▶ [Work to be completed]: What lines of the data include the string "verification"? Copy them all.
== Segment start ==
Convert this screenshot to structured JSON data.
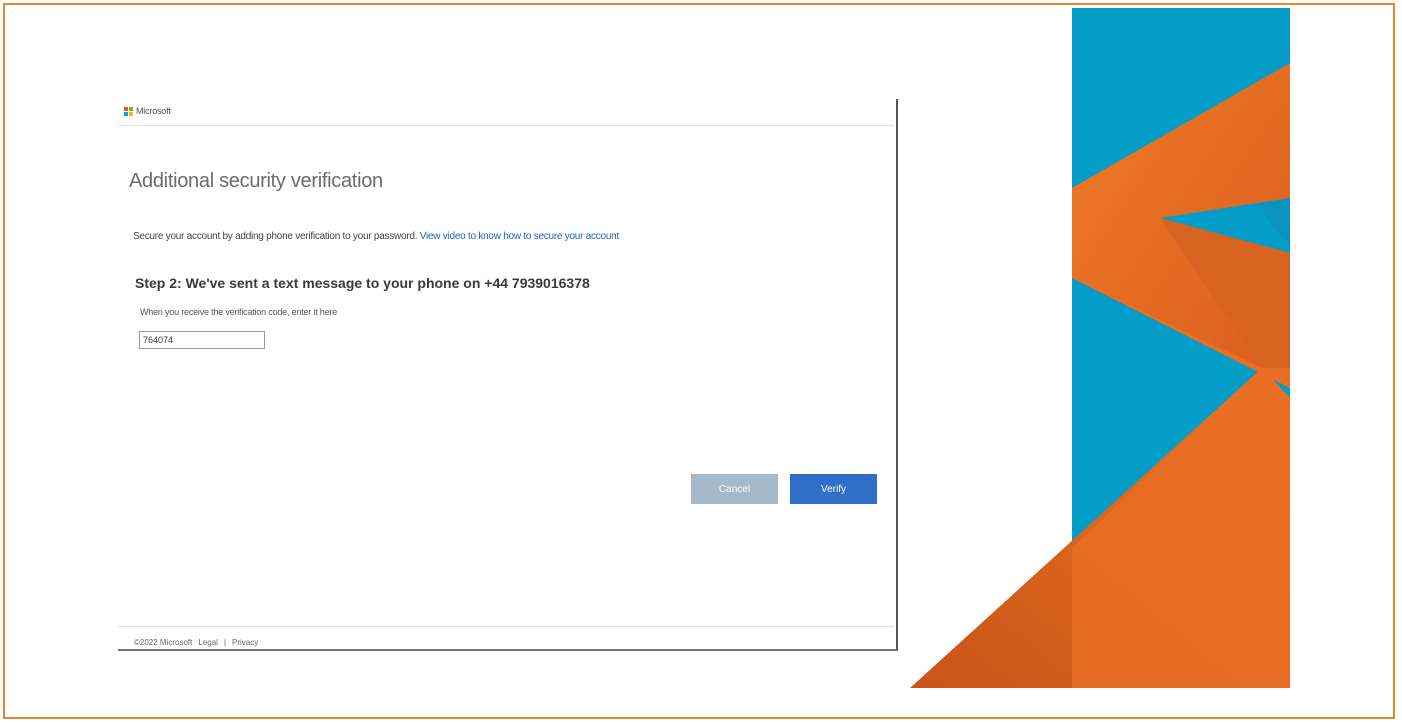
{
  "brand": {
    "name": "Microsoft",
    "logo_colors": [
      "#f25022",
      "#7fba00",
      "#00a4ef",
      "#ffb900"
    ]
  },
  "page": {
    "title": "Additional security verification",
    "intro_text": "Secure your account by adding phone verification to your password.",
    "intro_link": "View video to know how to secure your account",
    "step_heading": "Step 2: We've sent a text message to your phone on +44 7939016378",
    "code_label": "When you receive the verification code, enter it here",
    "code_value": "764074"
  },
  "buttons": {
    "cancel": "Cancel",
    "verify": "Verify"
  },
  "footer": {
    "copyright": "©2022 Microsoft",
    "legal": "Legal",
    "separator": "|",
    "privacy": "Privacy"
  },
  "colors": {
    "frame_border": "#e8862d",
    "deco_blue": "#049dc8",
    "deco_orange": "#e86f25",
    "verify_button": "#2f6fc7",
    "cancel_button": "#a6b9c8",
    "link": "#2266b7"
  }
}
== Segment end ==
▶ [Response for this exercise]:
    "title": "Additional security verification",
    "intro_text": "Secure your account by adding phone verification to your password.",
    "code_label": "When you receive the verification code, enter it here",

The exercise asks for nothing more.